A Fascinating Look At The Problem With TED Talks (video)

Everyone loves TED videos, including me. Inspiring, innovative ideas that just make you want to do more. But one of the problems with these types of talks and events is that they often leave us hanging: where is the practicality? What can we do when we get back to our real lives? It's an argument I have made in a number of conference planning sessions over the past couple of years: once we fire up the audience, what happens when they go home? What actions, challenges, tasks or tools should we provide them in order to action what they hear at our event? TED-style events are hugely inspiring... when you're there.

Which is why I particularly love this TED video from Benjamin Bratton, Associate Professor of Visual Arts at the University of California who took advantage of his speaking opportunity at TEDxSanDiego to call out the problems with TED. He's snarky, funny and most of all, right. If there's any TED talk you should listen to, it's this one.

[And then bookmark it, in case you're ever invited to speak at a TEDx event. I strongly suggest you watch it as you prepare your presentation and try to go beyond impressing the audience, and motivate them to take action.]

(Source: Boing Boing)

Popular posts from this blog

Designing the team experience: Building culture through onboarding (Slides from PPPConf, Chicago 2018)

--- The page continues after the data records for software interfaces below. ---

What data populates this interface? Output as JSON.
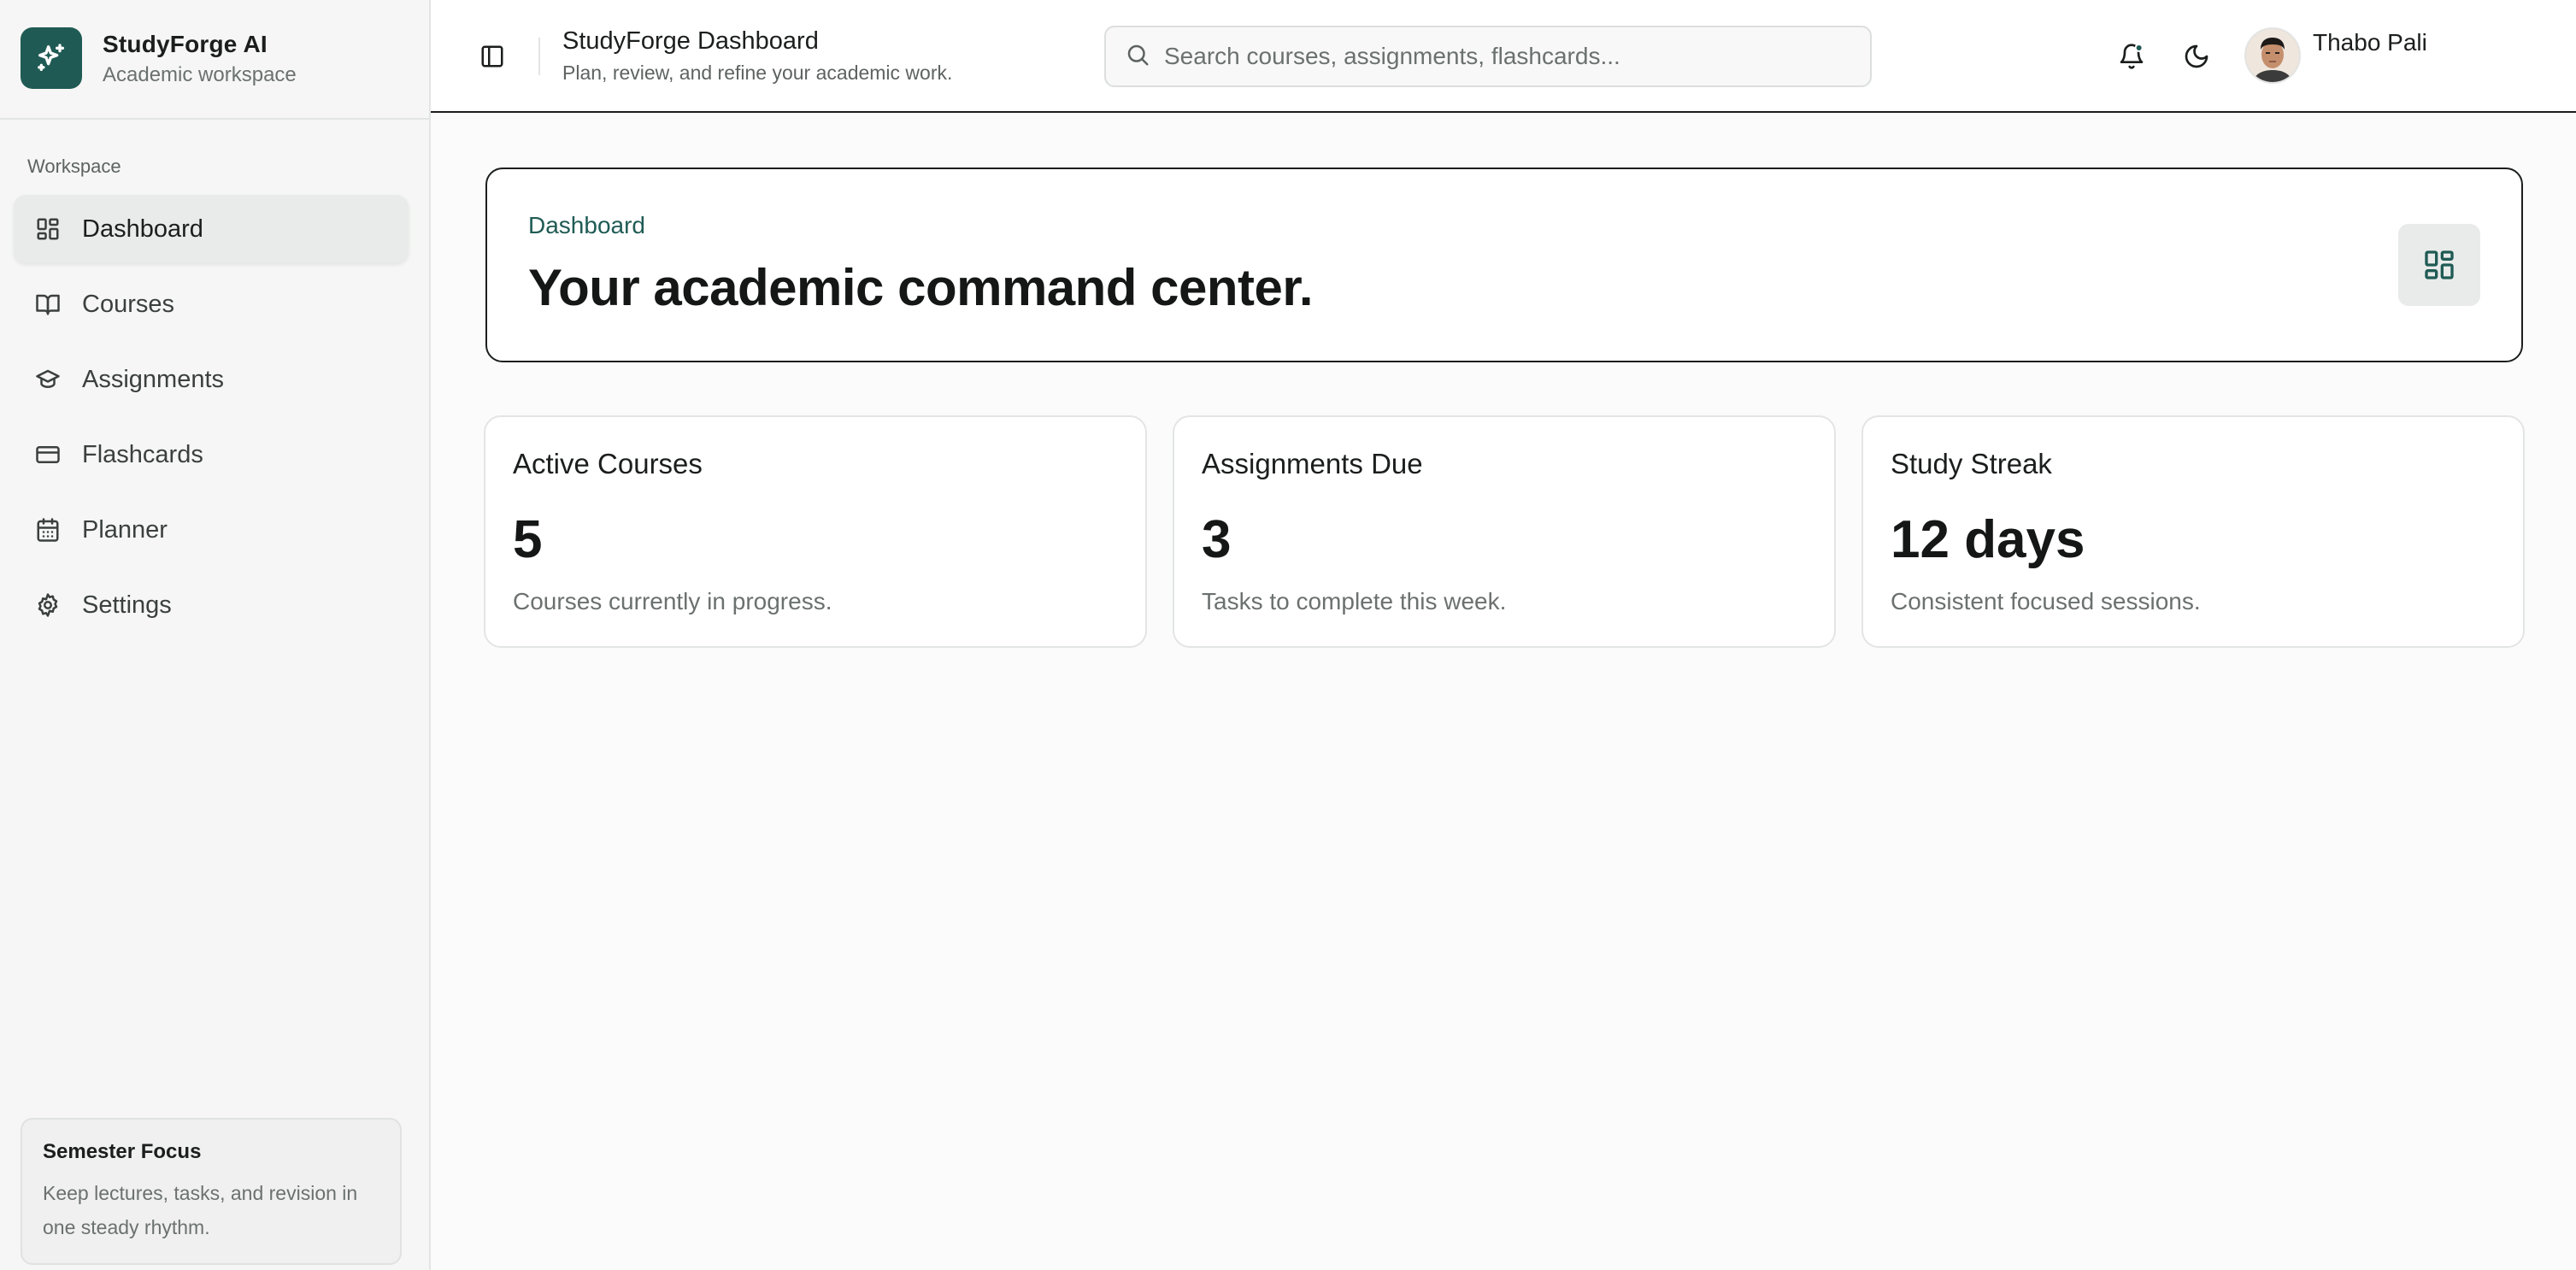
{
  "brand": {
    "name": "StudyForge AI",
    "subtitle": "Academic workspace"
  },
  "sidebar": {
    "section_label": "Workspace",
    "items": [
      {
        "label": "Dashboard",
        "icon": "layout-grid-icon",
        "active": true
      },
      {
        "label": "Courses",
        "icon": "book-icon",
        "active": false
      },
      {
        "label": "Assignments",
        "icon": "graduation-cap-icon",
        "active": false
      },
      {
        "label": "Flashcards",
        "icon": "card-icon",
        "active": false
      },
      {
        "label": "Planner",
        "icon": "calendar-icon",
        "active": false
      },
      {
        "label": "Settings",
        "icon": "gear-icon",
        "active": false
      }
    ],
    "focus_card": {
      "title": "Semester Focus",
      "text": "Keep lectures, tasks, and revision in one steady rhythm."
    }
  },
  "header": {
    "title": "StudyForge Dashboard",
    "subtitle": "Plan, review, and refine your academic work.",
    "search_placeholder": "Search courses, assignments, flashcards...",
    "user_name": "Thabo Pali",
    "notification_dot": true
  },
  "hero": {
    "eyebrow": "Dashboard",
    "title": "Your academic command center."
  },
  "stats": [
    {
      "title": "Active Courses",
      "value": "5",
      "desc": "Courses currently in progress."
    },
    {
      "title": "Assignments Due",
      "value": "3",
      "desc": "Tasks to complete this week."
    },
    {
      "title": "Study Streak",
      "value": "12 days",
      "desc": "Consistent focused sessions."
    }
  ],
  "colors": {
    "accent": "#1f5b54",
    "notification": "#1f5b54",
    "sidebar_bg": "#f5f6f5",
    "active_item_bg": "#e9ebea"
  }
}
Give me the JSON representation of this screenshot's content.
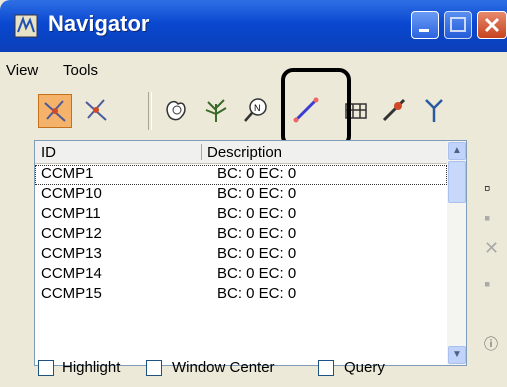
{
  "window": {
    "title": "Navigator"
  },
  "menu": [
    "View",
    "Tools"
  ],
  "toolbar": {
    "tools": [
      "view-mode-icon",
      "tool-mode-icon",
      "area-icon",
      "tree-icon",
      "search-icon",
      "line-icon",
      "bridge-icon",
      "pin-icon",
      "branch-icon"
    ],
    "active_tool": "view-mode-icon",
    "accent": "#f5b26b"
  },
  "list": {
    "columns": [
      "ID",
      "Description"
    ],
    "rows": [
      {
        "id": "CCMP1",
        "desc": "BC:  0 EC:  0"
      },
      {
        "id": "CCMP10",
        "desc": "BC:  0 EC:  0"
      },
      {
        "id": "CCMP11",
        "desc": "BC:  0 EC:  0"
      },
      {
        "id": "CCMP12",
        "desc": "BC:  0 EC:  0"
      },
      {
        "id": "CCMP13",
        "desc": "BC:  0 EC:  0"
      },
      {
        "id": "CCMP14",
        "desc": "BC:  0 EC:  0"
      },
      {
        "id": "CCMP15",
        "desc": "BC:  0 EC:  0"
      }
    ]
  },
  "options": [
    {
      "label": "Highlight",
      "checked": false
    },
    {
      "label": "Window Center",
      "checked": false
    },
    {
      "label": "Query",
      "checked": false
    }
  ]
}
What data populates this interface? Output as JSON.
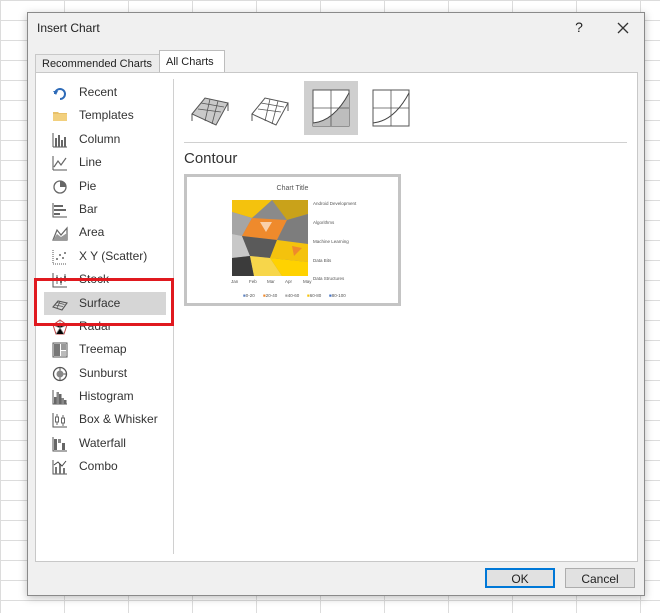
{
  "dialog": {
    "title": "Insert Chart",
    "help": "?",
    "tabs": [
      {
        "label": "Recommended Charts"
      },
      {
        "label": "All Charts"
      }
    ]
  },
  "sidebar": {
    "items": [
      {
        "label": "Recent",
        "icon": "recent-icon"
      },
      {
        "label": "Templates",
        "icon": "folder-icon"
      },
      {
        "label": "Column",
        "icon": "column-chart-icon"
      },
      {
        "label": "Line",
        "icon": "line-chart-icon"
      },
      {
        "label": "Pie",
        "icon": "pie-chart-icon"
      },
      {
        "label": "Bar",
        "icon": "bar-chart-icon"
      },
      {
        "label": "Area",
        "icon": "area-chart-icon"
      },
      {
        "label": "X Y (Scatter)",
        "icon": "scatter-chart-icon"
      },
      {
        "label": "Stock",
        "icon": "stock-chart-icon"
      },
      {
        "label": "Surface",
        "icon": "surface-chart-icon",
        "selected": true
      },
      {
        "label": "Radar",
        "icon": "radar-chart-icon"
      },
      {
        "label": "Treemap",
        "icon": "treemap-chart-icon"
      },
      {
        "label": "Sunburst",
        "icon": "sunburst-chart-icon"
      },
      {
        "label": "Histogram",
        "icon": "histogram-chart-icon"
      },
      {
        "label": "Box & Whisker",
        "icon": "box-whisker-chart-icon"
      },
      {
        "label": "Waterfall",
        "icon": "waterfall-chart-icon"
      },
      {
        "label": "Combo",
        "icon": "combo-chart-icon"
      }
    ]
  },
  "main": {
    "subtypes": [
      {
        "icon": "3d-surface-icon"
      },
      {
        "icon": "wireframe-3d-surface-icon"
      },
      {
        "icon": "contour-icon",
        "selected": true
      },
      {
        "icon": "wireframe-contour-icon"
      }
    ],
    "section_title": "Contour",
    "preview": {
      "title": "Chart Title",
      "right_labels": [
        "Android Development",
        "Algorithms",
        "Machine Learning",
        "Data Bits",
        "Data Structures"
      ],
      "x_labels": [
        "Jan",
        "Feb",
        "Mar",
        "Apr",
        "May"
      ],
      "legend": [
        "0-20",
        "20-40",
        "40-60",
        "60-80",
        "80-100"
      ],
      "legend_colors": [
        "#5b7fbd",
        "#ef8a2c",
        "#a5a5a5",
        "#f4c20d",
        "#4472c4"
      ]
    }
  },
  "buttons": {
    "ok": "OK",
    "cancel": "Cancel"
  },
  "colors": {
    "highlight": "#e0191f",
    "selected_bg": "#d6d6d6"
  }
}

UX Theatre: Are You Just Acting Like You're Doing User-Centered Design?

UX Theatre: The Poster